Two pharaohs for one throne
Muslim Brotherhood presidential candidate Mohamed Morsy (pictured right) and Ahmed Shafik (left), former president Hosni Mubarak last prime minister, both cried victory following Egypt’s June 17 runoff ballot. Official results are expected June 24.
Mohammed Morsy - Freedom and Justice Party (Muslim Brotherhood)
Mohammed Morsy, 61, a former member of the Muslim Brotherhood’s Guidance Bureau, was an elected MP between 2000 and 2005. He holds a PhD from the University of South California, where he briefly taught. In April 2011, Morsy became the head of the Freedom and Justice Party, the political wing of the Muslim Brotherhood.
The Brotherhood, which initially refused to present a candidate, endorsed Morsy as its official presidential hopeful after Khairat al-Shater, an Islamist political activist, was disqualified from the race on April 14.

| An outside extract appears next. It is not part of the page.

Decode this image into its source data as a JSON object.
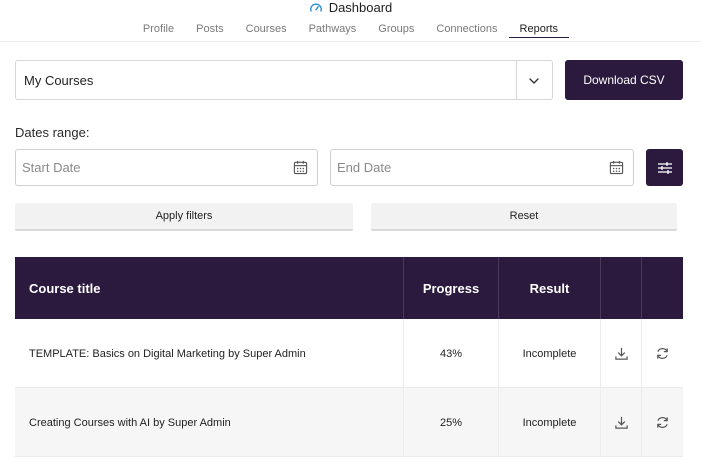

Morsy’s camp did not wait for the official election results to cry victory, declaring their candidate the winner the day after the June 17 presidential runoff.
Ahmed Shafik – Independent
Ahmed Shafik, 71, is an apparatchik. A former chief of staff in the Egyptian Air Force (1996-2002), he briefly held the job of prime minister from January 29, 2011 to March 3, right at the time former president Hosni Mubarak stepped down.
Failing to appease the street protests, Shafik handed his resignation to the Supreme Council of the Armed Forces on the eve of a major anti-government demonstration. His candidacy was met with suspicion by the opposition, which sees him as a man of the old regime.
Following the example of the Muslim Brotherhood, Shafik declared himself the winner of the presidential election on June 18, three days ahead of official results from the electoral commission.